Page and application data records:
-=-=-
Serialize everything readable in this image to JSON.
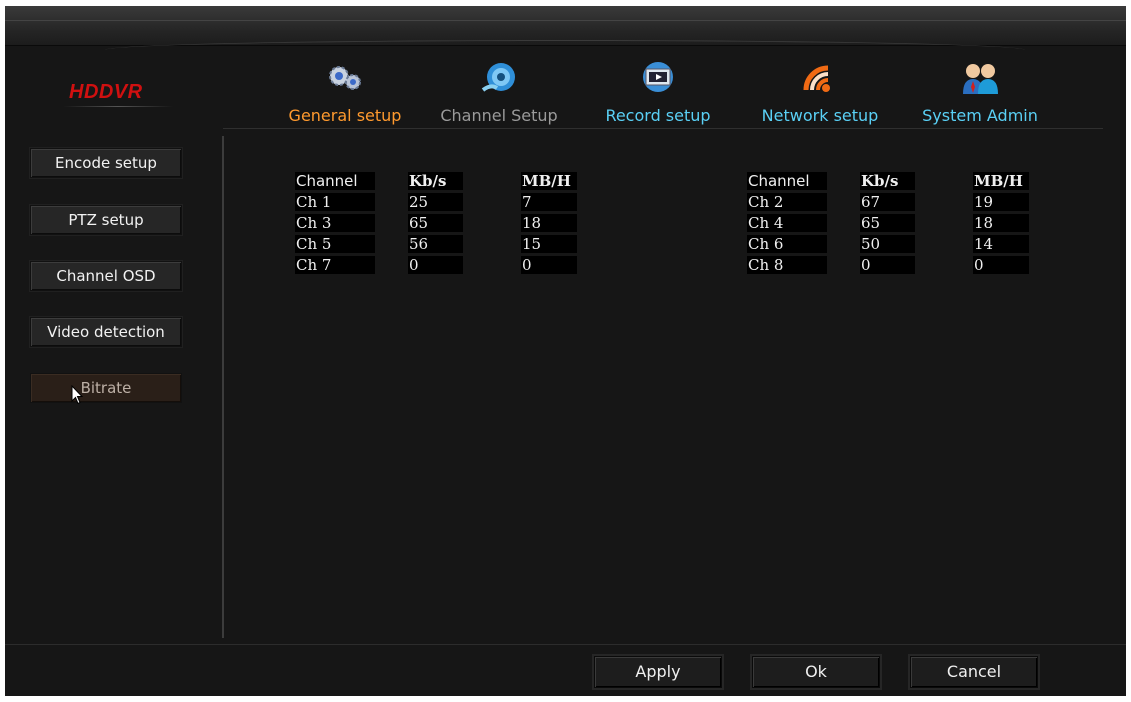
{
  "app": {
    "logo": "HDDVR"
  },
  "tabs": [
    {
      "label": "General setup",
      "icon": "gears-icon",
      "color": "#ff9a2e"
    },
    {
      "label": "Channel Setup",
      "icon": "camera-icon",
      "color": "#9a9a9a"
    },
    {
      "label": "Record setup",
      "icon": "film-icon",
      "color": "#5ad0f5"
    },
    {
      "label": "Network setup",
      "icon": "wifi-icon",
      "color": "#5ad0f5"
    },
    {
      "label": "System Admin",
      "icon": "users-icon",
      "color": "#5ad0f5"
    }
  ],
  "sidebar": {
    "items": [
      {
        "label": "Encode setup"
      },
      {
        "label": "PTZ setup"
      },
      {
        "label": "Channel OSD"
      },
      {
        "label": "Video detection"
      },
      {
        "label": "Bitrate",
        "active": true
      }
    ]
  },
  "bitrate_table": {
    "headers": [
      "Channel",
      "Kb/s",
      "MB/H"
    ],
    "left": [
      {
        "channel": "Ch 1",
        "kbps": "25",
        "mbh": "7"
      },
      {
        "channel": "Ch 3",
        "kbps": "65",
        "mbh": "18"
      },
      {
        "channel": "Ch 5",
        "kbps": "56",
        "mbh": "15"
      },
      {
        "channel": "Ch 7",
        "kbps": "0",
        "mbh": "0"
      }
    ],
    "right": [
      {
        "channel": "Ch 2",
        "kbps": "67",
        "mbh": "19"
      },
      {
        "channel": "Ch 4",
        "kbps": "65",
        "mbh": "18"
      },
      {
        "channel": "Ch 6",
        "kbps": "50",
        "mbh": "14"
      },
      {
        "channel": "Ch 8",
        "kbps": "0",
        "mbh": "0"
      }
    ]
  },
  "footer": {
    "apply": "Apply",
    "ok": "Ok",
    "cancel": "Cancel"
  }
}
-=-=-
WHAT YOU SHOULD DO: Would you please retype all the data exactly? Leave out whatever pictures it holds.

WRITTEN SOLUTION:
Serialize everything readable in this image to JSON.
{
  "app": {
    "logo": "HDDVR"
  },
  "tabs": [
    {
      "label": "General setup",
      "icon": "gears-icon",
      "color": "#ff9a2e"
    },
    {
      "label": "Channel Setup",
      "icon": "camera-icon",
      "color": "#9a9a9a"
    },
    {
      "label": "Record setup",
      "icon": "film-icon",
      "color": "#5ad0f5"
    },
    {
      "label": "Network setup",
      "icon": "wifi-icon",
      "color": "#5ad0f5"
    },
    {
      "label": "System Admin",
      "icon": "users-icon",
      "color": "#5ad0f5"
    }
  ],
  "sidebar": {
    "items": [
      {
        "label": "Encode setup"
      },
      {
        "label": "PTZ setup"
      },
      {
        "label": "Channel OSD"
      },
      {
        "label": "Video detection"
      },
      {
        "label": "Bitrate",
        "active": true
      }
    ]
  },
  "bitrate_table": {
    "headers": [
      "Channel",
      "Kb/s",
      "MB/H"
    ],
    "left": [
      {
        "channel": "Ch 1",
        "kbps": "25",
        "mbh": "7"
      },
      {
        "channel": "Ch 3",
        "kbps": "65",
        "mbh": "18"
      },
      {
        "channel": "Ch 5",
        "kbps": "56",
        "mbh": "15"
      },
      {
        "channel": "Ch 7",
        "kbps": "0",
        "mbh": "0"
      }
    ],
    "right": [
      {
        "channel": "Ch 2",
        "kbps": "67",
        "mbh": "19"
      },
      {
        "channel": "Ch 4",
        "kbps": "65",
        "mbh": "18"
      },
      {
        "channel": "Ch 6",
        "kbps": "50",
        "mbh": "14"
      },
      {
        "channel": "Ch 8",
        "kbps": "0",
        "mbh": "0"
      }
    ]
  },
  "footer": {
    "apply": "Apply",
    "ok": "Ok",
    "cancel": "Cancel"
  }
}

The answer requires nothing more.